Most adults thrive on a sense of consistency in daily life, but now as a parent, the value of a well-established family routine to me seems even more priceless. After spending countless amounts of energy and time in training kids, and then doing the happy dance for having a playing, eating, and sleeping schedule, few things in the world seem worth interrupting that sanity. AmIright?
Sometimes though, I feel that the trade-in for that daily comfort and peace of mind, means doing less of things that require a sense of adventure and spontaneity. Take for instance travel. In my experience, many parents I’ve come across, considered themselves world travelers until of course, their little human(s) arrived and made things less easy. When my husband and I had our first baby almost five years ago, we were so proud to say we traveled the same amount as before we became parents. Then we added #2, and more recently a #3, and our unshakable resolve to see the world with our kids seems to be on unsteady ground. And when it’s not their unpredictable temperament, it’s the luggage. After all, it only takes one beach trip to learn the amount of crap that needs to be packed when with kids.
But, I am so thankful that like magic, we very conveniently forget the not-so-good parts and somehow always find ourselves itching for a new family vacation near and far. It has also helped to redefine just what a vacation means to us these days; before, we traveled to relax, but now with kids, we travel to see and experience new things, and not necessarily to sleep-in, you know!
To the world, I have no doubt, our family of five looks like a circus when we travel. Sometimes we feel it too, like when we decided to hike 3-miles up a steep mountain with kids in carriers and a newly pregnant me, but then they surprise us by talking about it forever and asking when they can do it again!
Forgive this very long introduction to what I have been trying to say all along. Please travel with your kids. Whether it’s hopping in the car, train, or a plane, do it as much as time will allow. And even though it means a little less routine and perhaps a little more whining, in the end they learn to appreciate these experiences too. And like anything else, practice makes better.
In the series I am calling Traveling Circus, I want to share with you my stories of our frequent travels with our kids. In this very first installment, we visit the beautiful mountains of North Carolina. Read all about it, and please share your travel stories, nightmares, inspirations, and philosophies to keep all of us encourages to see this beautiful world first hand!
Destination: Blowing Rock, NC. A picturesque town in the beautiful Blue Ridge mountains. Population just under 1300.

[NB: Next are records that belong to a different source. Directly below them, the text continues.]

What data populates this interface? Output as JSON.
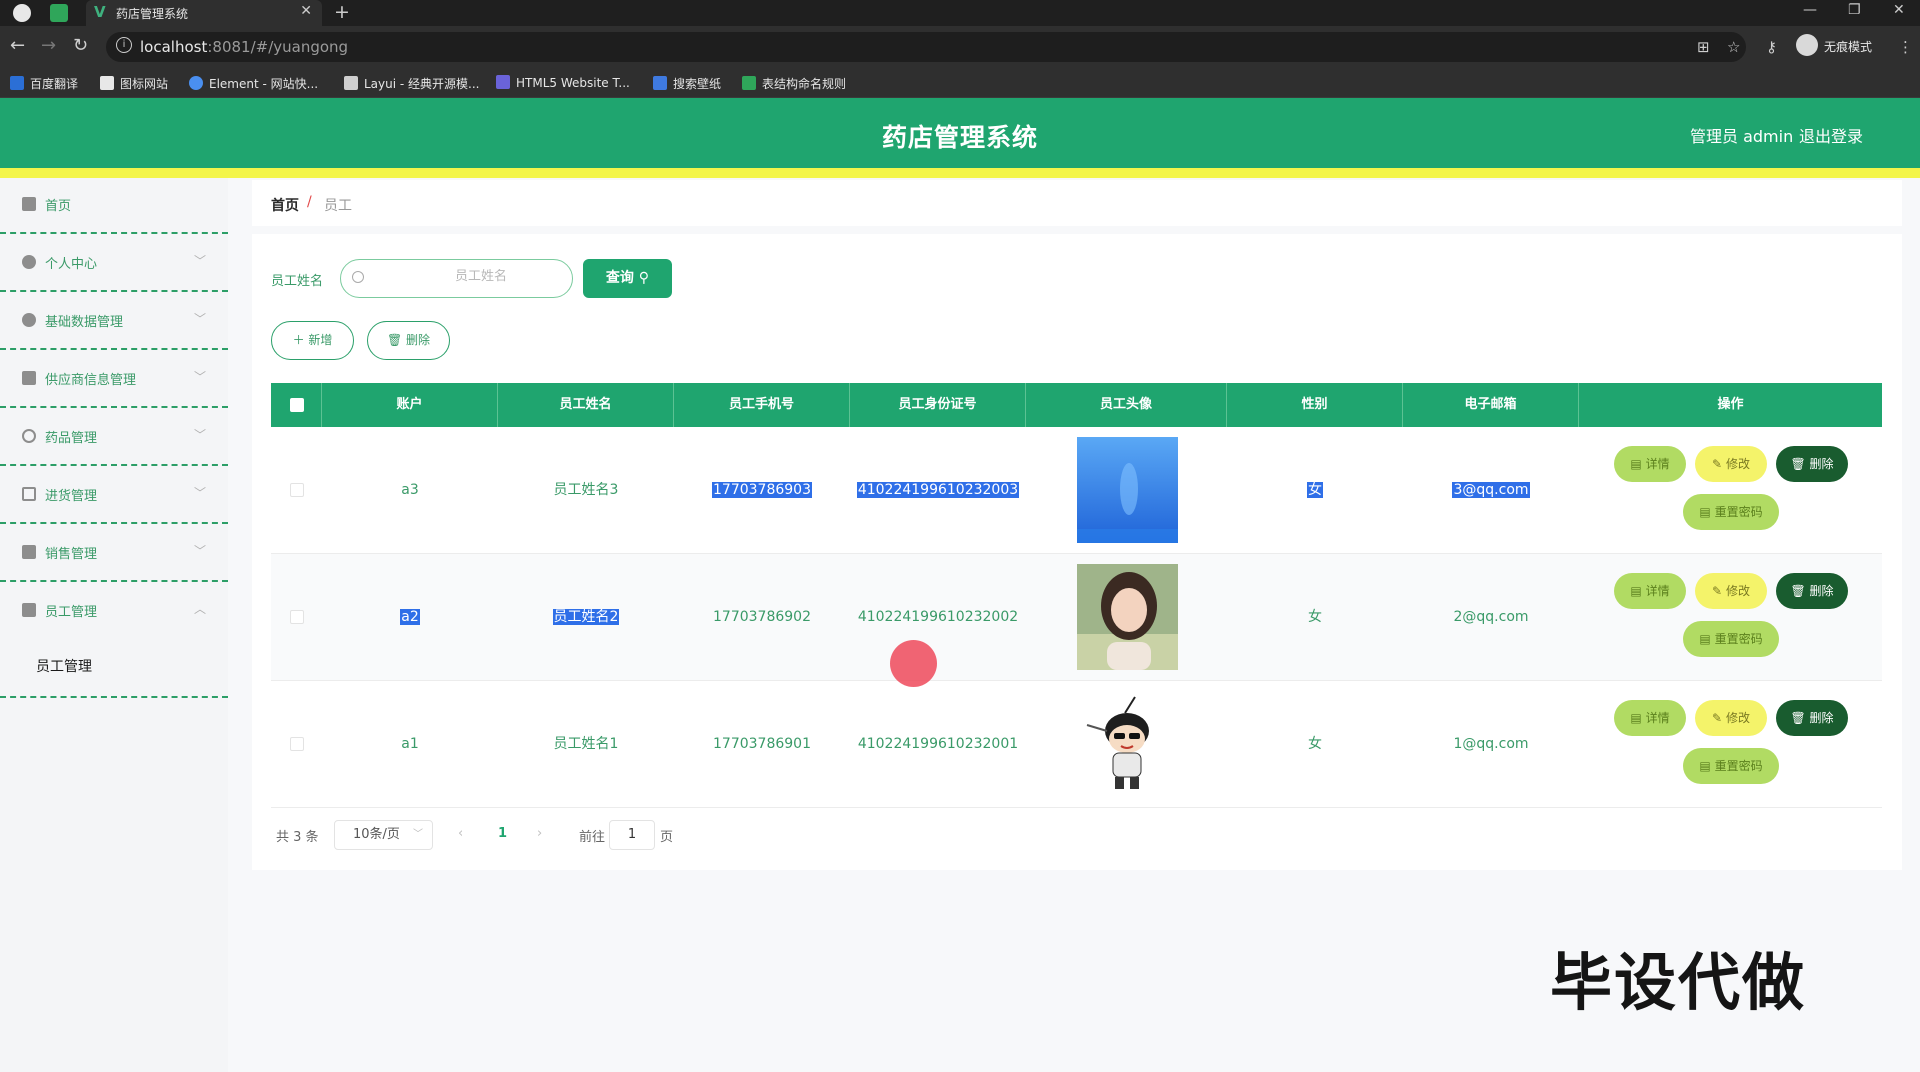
{
  "browser": {
    "tab_title": "药店管理系统",
    "url_host": "localhost",
    "url_rest": ":8081/#/yuangong",
    "incognito_label": "无痕模式",
    "bookmarks": [
      "百度翻译",
      "图标网站",
      "Element - 网站快...",
      "Layui - 经典开源模...",
      "HTML5 Website T...",
      "搜索壁纸",
      "表结构命名规则"
    ]
  },
  "header": {
    "title": "药店管理系统",
    "admin_label": "管理员 admin",
    "logout_label": "退出登录"
  },
  "sidebar": {
    "items": [
      {
        "label": "首页",
        "icon": "home-icon"
      },
      {
        "label": "个人中心",
        "icon": "user-icon"
      },
      {
        "label": "基础数据管理",
        "icon": "pin-icon"
      },
      {
        "label": "供应商信息管理",
        "icon": "monitor-icon"
      },
      {
        "label": "药品管理",
        "icon": "globe-icon"
      },
      {
        "label": "进货管理",
        "icon": "chat-icon"
      },
      {
        "label": "销售管理",
        "icon": "clipboard-icon"
      },
      {
        "label": "员工管理",
        "icon": "folder-icon"
      }
    ],
    "submenu_label": "员工管理"
  },
  "breadcrumb": {
    "home": "首页",
    "separator": "/",
    "current": "员工"
  },
  "search": {
    "label": "员工姓名",
    "placeholder": "员工姓名",
    "query_label": "查询"
  },
  "actions": {
    "add_label": "新增",
    "delete_label": "删除"
  },
  "table": {
    "headers": [
      "账户",
      "员工姓名",
      "员工手机号",
      "员工身份证号",
      "员工头像",
      "性别",
      "电子邮箱",
      "操作"
    ],
    "rows": [
      {
        "account": "a3",
        "name": "员工姓名3",
        "phone": "17703786903",
        "idcard": "410224199610232003",
        "gender": "女",
        "email": "3@qq.com"
      },
      {
        "account": "a2",
        "name": "员工姓名2",
        "phone": "17703786902",
        "idcard": "410224199610232002",
        "gender": "女",
        "email": "2@qq.com"
      },
      {
        "account": "a1",
        "name": "员工姓名1",
        "phone": "17703786901",
        "idcard": "410224199610232001",
        "gender": "女",
        "email": "1@qq.com"
      }
    ],
    "op_labels": {
      "detail": "详情",
      "edit": "修改",
      "delete": "删除",
      "reset": "重置密码"
    }
  },
  "pagination": {
    "total": "共 3 条",
    "page_size": "10条/页",
    "current_page": "1",
    "goto_prefix": "前往",
    "goto_value": "1",
    "goto_suffix": "页"
  },
  "watermark": "毕设代做",
  "colors": {
    "primary": "#1fa56f",
    "stripe": "#f3f54a",
    "selection": "#2f6fe8"
  }
}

Travelers: Hubby, 4.5-year-old daughter, 2.5-year-old son, 7-month old son, and me!
Getting There: We drove in our mini-van from Raleigh. It took us just under 4-hours to complete the 195-mile journey.
The luggage: Usually I try to edit what we pack, but since we were driving in our mini-van with lots of space to spare, we basically over-packed. This trip was also interesting because we knew we were going to hike, swim in an indoor pool, and potentially try skiing or snow tubing. This basically translated to a lot of stuff.

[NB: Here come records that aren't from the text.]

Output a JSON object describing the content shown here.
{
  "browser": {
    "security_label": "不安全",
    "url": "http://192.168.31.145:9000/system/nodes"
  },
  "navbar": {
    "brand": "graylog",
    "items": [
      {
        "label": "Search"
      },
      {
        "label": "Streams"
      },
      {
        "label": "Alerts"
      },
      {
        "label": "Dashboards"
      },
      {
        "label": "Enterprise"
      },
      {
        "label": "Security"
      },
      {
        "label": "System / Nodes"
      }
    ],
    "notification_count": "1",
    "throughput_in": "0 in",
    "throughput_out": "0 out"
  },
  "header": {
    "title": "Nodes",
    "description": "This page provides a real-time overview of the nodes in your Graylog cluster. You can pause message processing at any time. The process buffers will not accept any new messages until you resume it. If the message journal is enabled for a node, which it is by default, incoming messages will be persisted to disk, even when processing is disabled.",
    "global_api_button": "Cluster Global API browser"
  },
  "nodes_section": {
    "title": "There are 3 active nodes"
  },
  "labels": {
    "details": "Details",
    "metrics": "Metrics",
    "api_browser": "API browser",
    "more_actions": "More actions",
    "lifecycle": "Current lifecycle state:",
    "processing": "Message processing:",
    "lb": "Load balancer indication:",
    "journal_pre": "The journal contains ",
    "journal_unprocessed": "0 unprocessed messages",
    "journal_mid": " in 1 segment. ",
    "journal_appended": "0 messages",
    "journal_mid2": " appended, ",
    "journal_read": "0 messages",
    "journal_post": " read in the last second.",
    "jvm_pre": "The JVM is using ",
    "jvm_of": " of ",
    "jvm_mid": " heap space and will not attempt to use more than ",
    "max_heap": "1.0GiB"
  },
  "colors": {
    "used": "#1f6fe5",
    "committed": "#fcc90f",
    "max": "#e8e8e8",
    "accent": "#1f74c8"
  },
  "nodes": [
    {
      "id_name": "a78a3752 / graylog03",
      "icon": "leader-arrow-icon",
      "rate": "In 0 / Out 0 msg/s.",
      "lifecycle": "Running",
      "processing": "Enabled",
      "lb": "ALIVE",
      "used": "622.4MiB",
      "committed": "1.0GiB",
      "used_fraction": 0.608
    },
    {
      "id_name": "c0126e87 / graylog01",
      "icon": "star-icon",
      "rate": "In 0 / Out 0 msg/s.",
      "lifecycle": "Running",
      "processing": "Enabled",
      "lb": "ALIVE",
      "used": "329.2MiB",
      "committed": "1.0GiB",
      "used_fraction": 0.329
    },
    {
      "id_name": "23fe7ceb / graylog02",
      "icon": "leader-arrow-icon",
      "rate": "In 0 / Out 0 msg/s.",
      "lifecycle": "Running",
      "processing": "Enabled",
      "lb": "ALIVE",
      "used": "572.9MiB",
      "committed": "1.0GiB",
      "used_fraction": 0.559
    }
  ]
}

Toys: I packed some coloring markers and paper. They each had an option to bring a cuddly. Most of the time they found toys wherever we were, or played with whatever they found around them. On the drive home, we stopped at a local toy store, called The Incredible Toy Co. It is one of the best toy stores I’ve been to and they each picked out a toy.

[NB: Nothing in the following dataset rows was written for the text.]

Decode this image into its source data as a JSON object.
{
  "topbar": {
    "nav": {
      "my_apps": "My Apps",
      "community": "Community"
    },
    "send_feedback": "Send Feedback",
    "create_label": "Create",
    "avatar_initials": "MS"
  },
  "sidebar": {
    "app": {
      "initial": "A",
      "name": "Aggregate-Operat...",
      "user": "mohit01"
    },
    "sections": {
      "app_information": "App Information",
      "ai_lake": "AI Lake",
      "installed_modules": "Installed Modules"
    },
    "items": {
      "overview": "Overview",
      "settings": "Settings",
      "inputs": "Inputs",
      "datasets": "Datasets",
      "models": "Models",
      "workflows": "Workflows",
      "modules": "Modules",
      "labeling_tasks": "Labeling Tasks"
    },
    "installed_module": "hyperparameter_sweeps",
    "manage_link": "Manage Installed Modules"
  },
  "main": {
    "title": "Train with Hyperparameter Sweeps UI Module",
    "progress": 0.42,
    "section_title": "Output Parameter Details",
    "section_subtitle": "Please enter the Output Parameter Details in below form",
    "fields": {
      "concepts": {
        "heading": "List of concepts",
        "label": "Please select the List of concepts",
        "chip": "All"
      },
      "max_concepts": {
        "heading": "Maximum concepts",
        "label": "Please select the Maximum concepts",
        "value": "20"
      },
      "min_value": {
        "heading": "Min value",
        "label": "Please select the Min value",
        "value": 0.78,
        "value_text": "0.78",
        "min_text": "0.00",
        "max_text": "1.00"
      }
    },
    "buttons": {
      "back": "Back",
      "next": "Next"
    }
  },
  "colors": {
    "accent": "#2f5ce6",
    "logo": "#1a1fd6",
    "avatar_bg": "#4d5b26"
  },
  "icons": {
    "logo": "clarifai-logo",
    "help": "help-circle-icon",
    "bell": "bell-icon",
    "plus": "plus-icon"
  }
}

Where we stayed: Chetola Resort is famous in the area and has been featured on various travel shows. It sits on a beautiful property that also has the namesake lake. We had a single room with two double beds. It was spacious and had everything we needed. The breakfast in the Inn was wonderful! The heated indoor pool was a hit! The resort checks off all the boxes of things a family needs (you can rent strollers, have s’more nights, and no need to pack swim floaties for instance). It is a bit old though and has a very log cabin type of vibe.
Where we ate: Timberlake’s Restaurant, Blowing Rock Brewing Co., Camp Coffee Roasters, PROPER, My Pho, The Local Lion, Publix Grocery store
What we saw: The historic downtown in Blowing Rock is stretched over a few blocks that are easy to walk. Lined with lots of mom and pop stores, restaurants, antique stores, and boutiques, it also has the awesome Memorial Park with great play structures for kids, and a Museum. Short drive away is Boone which has the Appalachian State University. Like any college town, this one provides lots of activity and fun eats. About 30-minutes away is Grandfather Mountain which is a must-see if you are visiting the area. It has the swinging bridge, a zoo, and a nature museum on the property!
What we missed: Tweetsie railroad was closed for the season. We missed the annual polar plunge in Lake Chetola. We also skipped skiing since we stayed plenty busy with other activities. Many of the local eats that came recommended by others were closed for the season.
The highest of highs: Walking on the swinging bridge on Grandfather Mountain was definitely awesome! Our meal at PROPER in Boone was one of the best family eating experiences we’ve had.
The lowest of lows: On the second night there, all three kids kept waking up every few minutes for one reason or another. Either they all wanted to cuddle in the same bed, or that their tummies hurt, or whatever! It made for a rough night. But nothing that good coffee couldn’t fix the next day!